For more information, visit www.microessentials.com.
Pickup truck: Ford F-250 Super Duty Truck
Ford hit a home run with its new F-250 4x4 Super Duty diesel truck, according to Team FIN member Daryl Briedenbaugh who test-drove the vehicle. Readers agreed with him. The Ford diesel is 100% new and boasts the most horsepower (390 hp) and torque in its class. It features a new computer-controlled transmission that is designed to hold up under stress. The new Scorpion diesel engine burns clean, efficiently and with no vibration. Bridenbaugh says the new Super Duty truck will accelerate like a 3,000-lb. Corvette, not a truck.
Price of the base 4x4 is $39,805. For more information, visit www.mediaFord.com.
Machinery accessory: Bestway Self-loading Trailer
Loading and unloading combine heads was an inconvenient task until Bestway introduced the Retriever Self-loading Trailer. This unique trailer features a hydraulic lift system that picks up and loads a combine head without a tractor or forklift to help.
The trailer is backed up to the head and the lift arms attach to the unit. Then the head is picked up by the lift system with its 6- x 12-in. hydraulic cylinders. Next, the head is rotated and then locked into place for transport. A Honda gas engine powers the hydraulics.
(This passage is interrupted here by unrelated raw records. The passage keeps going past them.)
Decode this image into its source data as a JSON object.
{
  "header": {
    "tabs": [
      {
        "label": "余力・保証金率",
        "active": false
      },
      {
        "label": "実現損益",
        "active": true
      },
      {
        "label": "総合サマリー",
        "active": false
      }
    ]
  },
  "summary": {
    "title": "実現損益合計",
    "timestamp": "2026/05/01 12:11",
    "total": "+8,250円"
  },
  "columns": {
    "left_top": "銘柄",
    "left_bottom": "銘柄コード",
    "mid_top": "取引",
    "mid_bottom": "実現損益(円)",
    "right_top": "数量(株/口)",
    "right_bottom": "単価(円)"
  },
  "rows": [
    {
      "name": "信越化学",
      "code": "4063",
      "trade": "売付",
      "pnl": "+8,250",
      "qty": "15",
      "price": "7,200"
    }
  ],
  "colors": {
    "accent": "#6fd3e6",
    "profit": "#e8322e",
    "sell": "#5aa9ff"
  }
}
The Retriever will load and unload onto most trailers. Gooseneck and bumper-pull versions of the Retriever are available. Prices start at $24,000. For more information, call Bestway at 877/390-4480, or visit www.RetrieverSLT.com.